- Highs: Great frame and handling, Di2
- Lows: Heavy and very expensive
The Alfine Di2 shares the same frame design – blending off-road capability with brilliant on-road manners for a bike that’s pure and simple fun to ride – but the steel is uprated to air-hardened Reynolds 853 (it gains strength post-welding when left to cool naturally). The strong material means tubes can be made with much thinner walls, giving the frame a bit more life; when riding over rough surfaces you can feel the spring underneath you. It’s plenty stiff enough, but the ‘life’ in the frame makes for a very comfortable ride.
The bike is finished with a full complement of Genesis aluminium parts, all very well finished, although we’d prefer a bit more shaping to the bar to make the slender round tops a little more comfortable. The slim, narrow but curvy Madison Prime saddle is very well designed though.
The modified Alfine hub is top quality but adds to the overall weight

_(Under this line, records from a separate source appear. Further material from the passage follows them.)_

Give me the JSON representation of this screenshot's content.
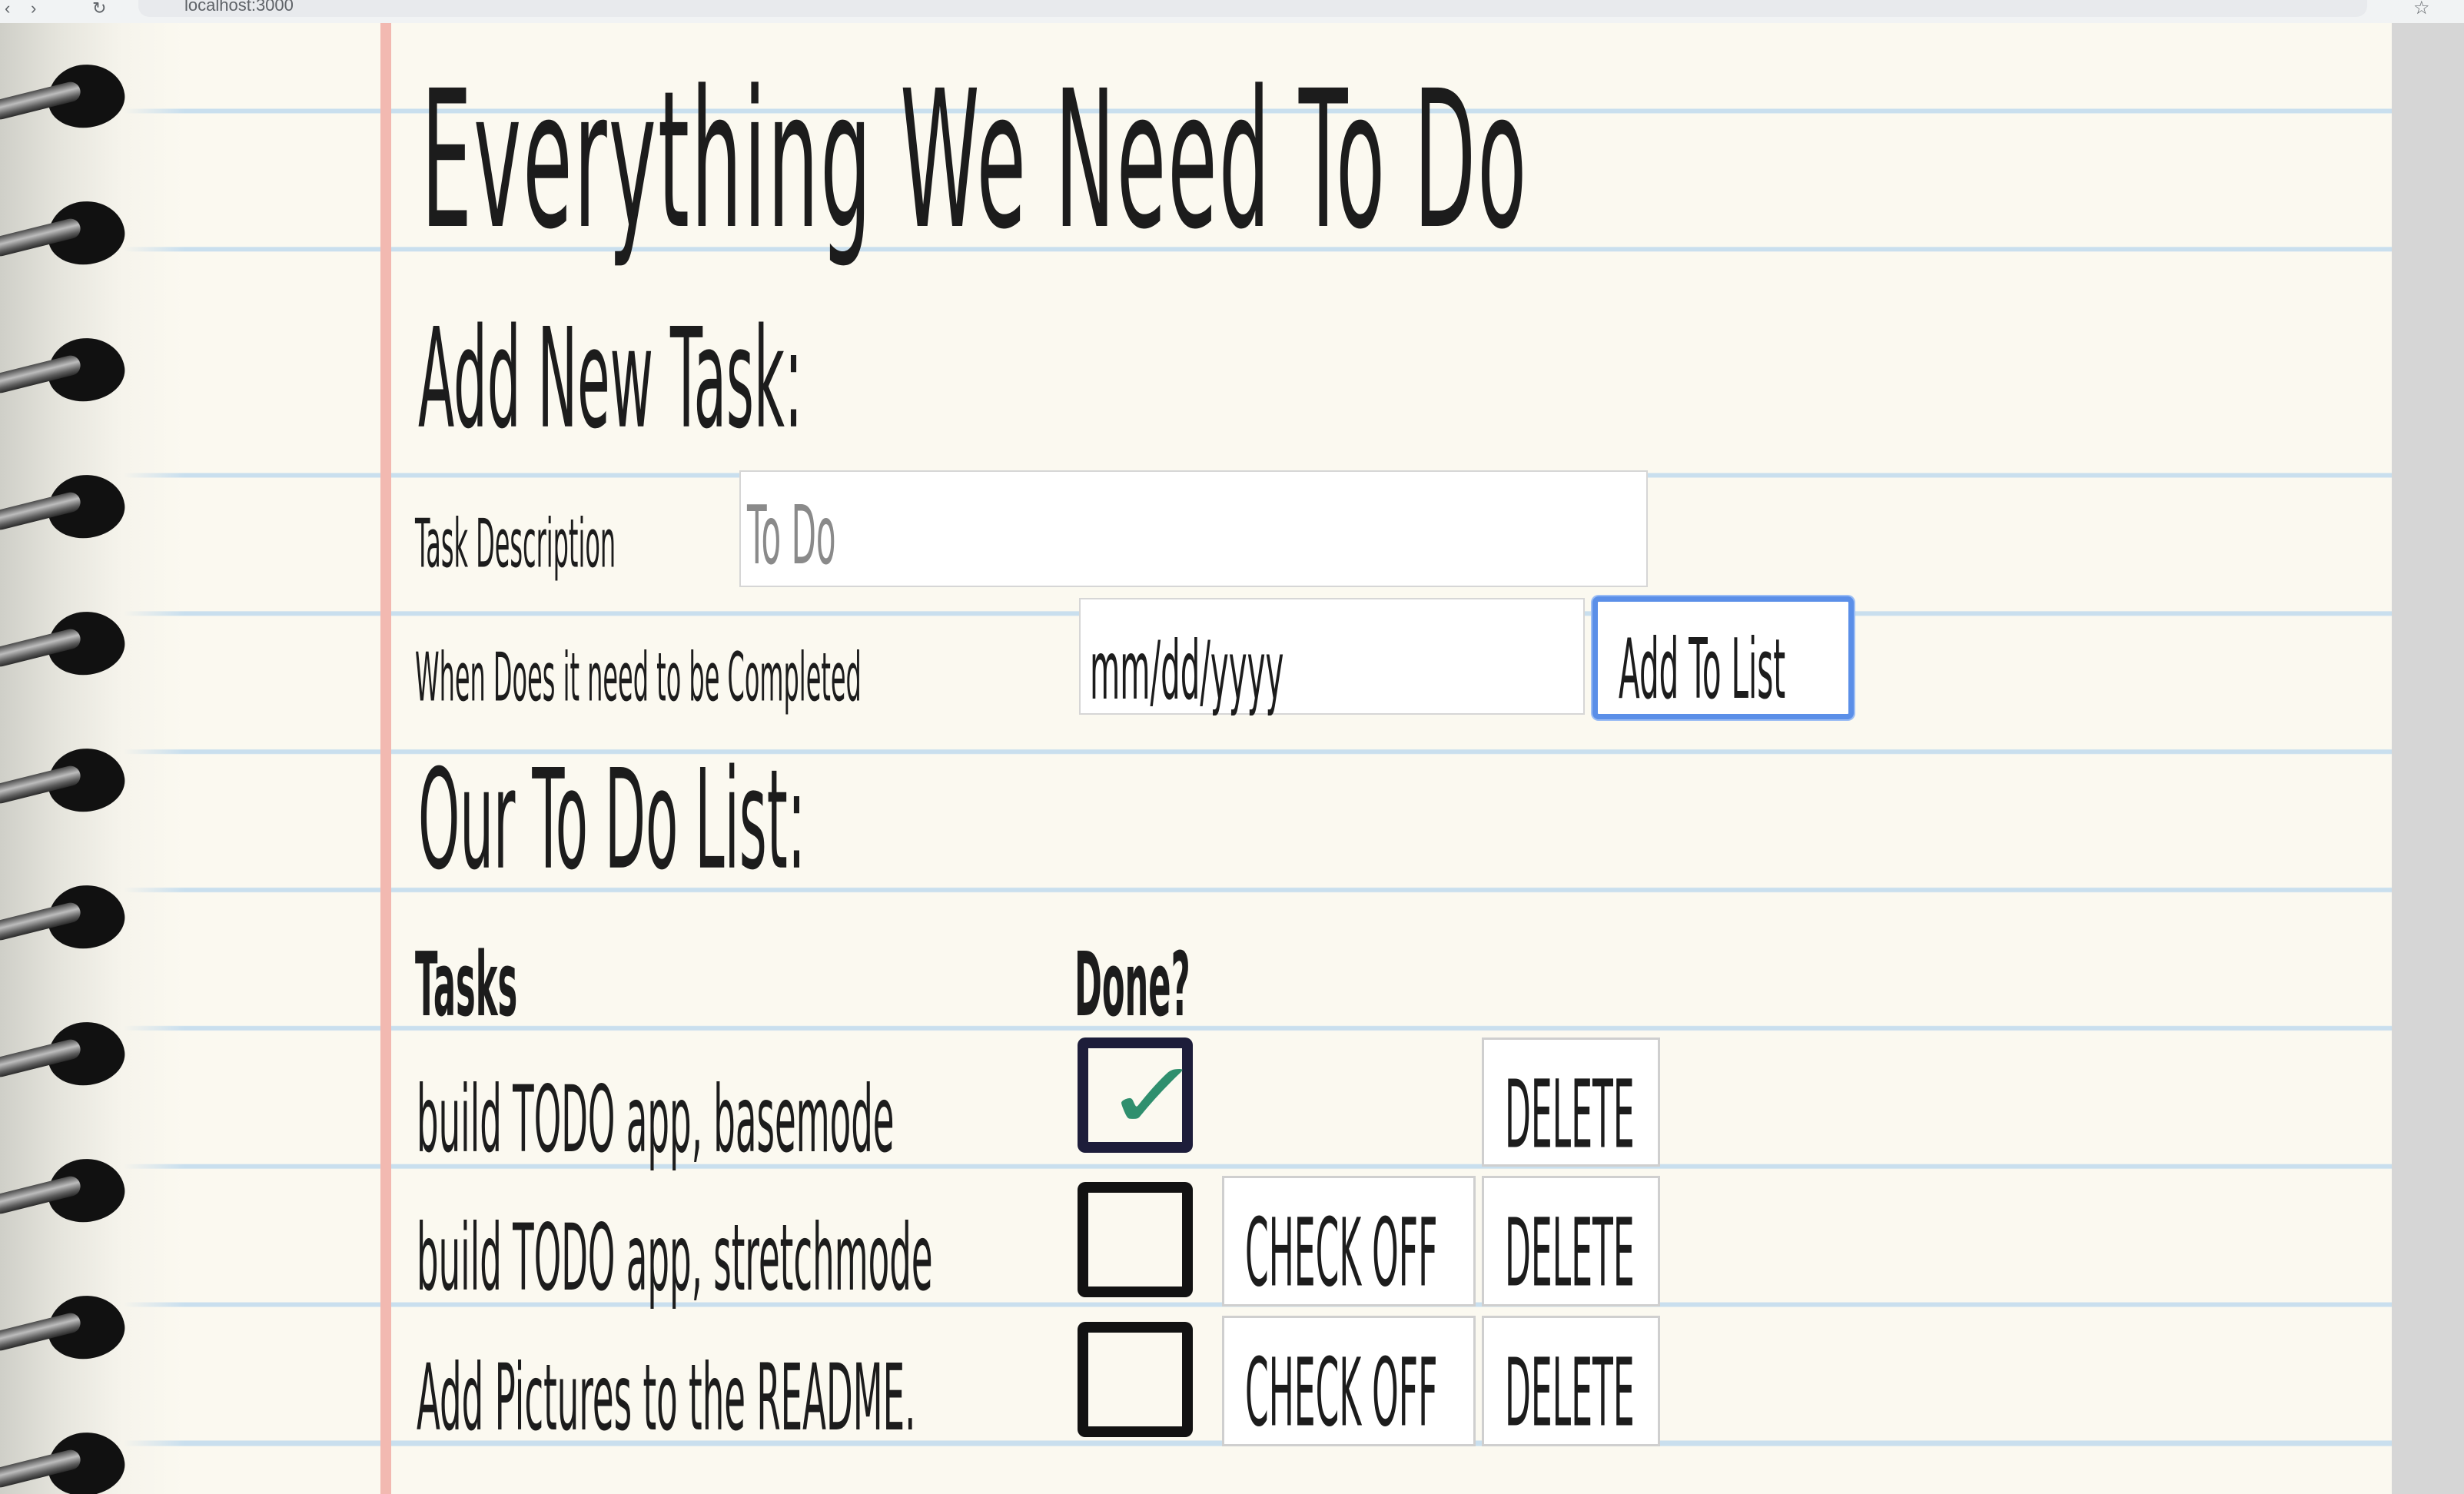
{
  "browser": {
    "address": "localhost:3000",
    "star": "☆"
  },
  "app": {
    "title": "Everything We Need To Do",
    "add_task_heading": "Add New Task:",
    "list_heading": "Our To Do List:"
  },
  "form": {
    "task_description_label": "Task Description",
    "task_description_placeholder": "To Do",
    "due_date_label": "When Does it need to be Completed",
    "due_date_placeholder": "mm/dd/yyyy",
    "add_button_label": "Add To List"
  },
  "table": {
    "columns": [
      "Tasks",
      "Done?"
    ],
    "rows": [
      {
        "task": "build TODO app, basemode",
        "done": true,
        "check_off_label": "",
        "delete_label": "DELETE"
      },
      {
        "task": "build TODO app, stretchmode",
        "done": false,
        "check_off_label": "CHECK OFF",
        "delete_label": "DELETE"
      },
      {
        "task": "Add Pictures to the README.",
        "done": false,
        "check_off_label": "CHECK OFF",
        "delete_label": "DELETE"
      }
    ]
  },
  "icons": {
    "checkmark": "✓"
  },
  "colors": {
    "paper": "#fbf9f0",
    "rule_line": "#c9dfee",
    "margin_line": "#f2b9b1",
    "focus_ring": "#5b8fe8",
    "checkmark": "#2f8f6e"
  }
}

The big story is the drivetrain. Di2 is making waves for serious road racers, but for Shimano to apply that tech to what is essentially an urban ’cross machine in commuter territory is surprising. The Di2 application here drives a modified Alfine eight-speed hub gear. Combined with the 42-tooth chainset, it offers a gear range that approximates a 12-38 cassette – that’s plenty for most climbs, especially on an urban commute. The functionality of Di2 with the eight-speed hub is hugely impressive: it instantaneously snicks between gears on the flat, and is far superior to a standard cable system, lacking that telltale lag you sometimes find with an internal system. In high torque situations the hub can offer a short grumble when switching, but it doesn’t disengage and pedalling is not affected so it never hinders progress.
What does is the weight: at 12.74kg, this is a heavy bike. Lighter components could help, but at 1.5kg the Alfine hub is the weightiest contributor, and there isn’t anything you can do about that. On the flat or at speed the weight isn’t an issue – in fact, the sensation of mass at the rear makes the Day One feel super stable through downhill corners and a whole chunk of fun, but on big climbs it can get wearing. Braking is handled by Hayes CX Experts, offering decent feel and enough power.
Hayes CX Expert disc brakes are smart stoppers
The Day One Di2 is a bit of an anomaly. It’ll be too pricey for many commuters but offers great handling and a superior drivetrain. What it does do is show how good a hub-geared commuter can be.
|Name||Day One Alfine Di2 (14)|
|Brakes||Hayes CX Expert with 160mm rotors|
|Rims||Alex Volar 2.4 tubeless-ready disc rims|
|Shifters||Shimano Alfine Di2 8-speed|
|Rear Tyre||32mm Continental Sport Contact|
|Cranks||Alfine chainset (42t)|
|Rear Hub||Alfine 8 Di2|
|Front Tyre||32mm Continental Sport Contact|
|Front Hub||KF MHGF|
|Frame Material||Reynolds 853 steel|
|Fork||Double-butted chromoly disc fork|